The worn and be cloaked white lady statue standing above the grave of Magdalene Smith and her housekeeper Mary McNaughton was erected in their memory by Mrs Smith’s husband, John, a local carpet maker. The two women died in 1933 after being hit by a tram in Langside Road one rainy night as they headed home from church. Generally, this is the regular kind of tragic tale you will find associated with the graves in the Southern Necropolis in the Gorbals, where the two ladies are buried. But also typical of this cemetery – famous for a vampire hunt in the 1950s – this particular grave and statue comes with a story.
Many believe that the statue, known in Glasgow lore as The White Lady, is haunted. It’s an old story, one my grandfather was rather surprised was still doing the rounds. Given the date the women died, the story must have come to light not long after their deaths if it’s one my Grampsie can recall from his youth. The tale goes that the spirit of one of the ladies haunts the statue. People walking around the cemetery claim that the head of the statue follows them. The stare of the statue is also supposed to turn unwitting victims to stone; to prevent this from happening, it is advised to run around the statue three times chanting, “White Lady, White Lady, White Lady”.
Whether or not anyone has actually been turned to stone, it’s hard to say. There were certainly no surprised looking Glaswegians frozen in statue form when I went to visit the Southern Necropolis last spring. The stare of the White Lady must also be a long one, given the size of the cemetery. It took a good while to find the statue, made difficult by the fact it was stashed behind an overgrown bush. The neglect of the grave, presumably down to the fact the family are probably long gone, adds certain poignancy to the tale. It certainly looks like a grave that would have a ghost!
However, despite all my best efforts, the statue didn’t move its head and remained decidedly still. I’ve also yet to turn to stone. If anything, the story of the White Lady has to be one of Glasgow’s typical shaggy dug tales, probably created by the children who lived in the tenements that used to surround the cemetery. After all, it was the fertile imaginations of those same children (aided in by a US horror comic) that came up with the seven foot vampire lurking amongst the grave stones which sparked the 1953 hunt.

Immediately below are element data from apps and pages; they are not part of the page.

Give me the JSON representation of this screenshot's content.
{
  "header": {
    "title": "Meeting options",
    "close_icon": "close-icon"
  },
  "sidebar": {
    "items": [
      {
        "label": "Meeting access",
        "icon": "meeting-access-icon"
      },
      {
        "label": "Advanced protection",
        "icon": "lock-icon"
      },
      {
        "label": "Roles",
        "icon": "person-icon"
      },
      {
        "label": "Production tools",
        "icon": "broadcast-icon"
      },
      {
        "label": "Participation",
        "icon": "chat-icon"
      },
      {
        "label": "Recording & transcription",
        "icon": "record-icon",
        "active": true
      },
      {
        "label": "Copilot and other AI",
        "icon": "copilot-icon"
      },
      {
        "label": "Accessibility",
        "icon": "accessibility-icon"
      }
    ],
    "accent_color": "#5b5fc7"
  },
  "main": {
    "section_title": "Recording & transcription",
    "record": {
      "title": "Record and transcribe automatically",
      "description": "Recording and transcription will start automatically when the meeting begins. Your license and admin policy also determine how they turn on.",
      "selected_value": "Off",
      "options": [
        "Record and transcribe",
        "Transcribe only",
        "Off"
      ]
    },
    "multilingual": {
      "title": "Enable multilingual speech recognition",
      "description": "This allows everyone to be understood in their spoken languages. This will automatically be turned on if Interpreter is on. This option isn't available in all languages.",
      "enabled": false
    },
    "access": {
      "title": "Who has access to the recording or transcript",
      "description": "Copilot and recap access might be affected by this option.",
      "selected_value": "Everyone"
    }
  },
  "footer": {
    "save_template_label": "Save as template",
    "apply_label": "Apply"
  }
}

Dixon’s Blazes iron foundry used to be situated behind the cemetery until the mid 20th century. This caused the cemetery to be lit up with a red backdrop every night as the foundry worked 24/7. That would definitely be enough to inspire lurid tales from young fertile imaginations. These days it’s not as spectacular – the foundry has been replaced by a dull business park, whilst the tenements that used to surround the Southern Necropolis were razed in the 1960s. Other than strange stories surrounding an angel statue which hangs from a nearby apartment complex, The Gorbals are rather dull in comparison to the district’s heyday.
*To find out about the Southern Necropolis’ other creepy tale, the Gorbals Vampire, click here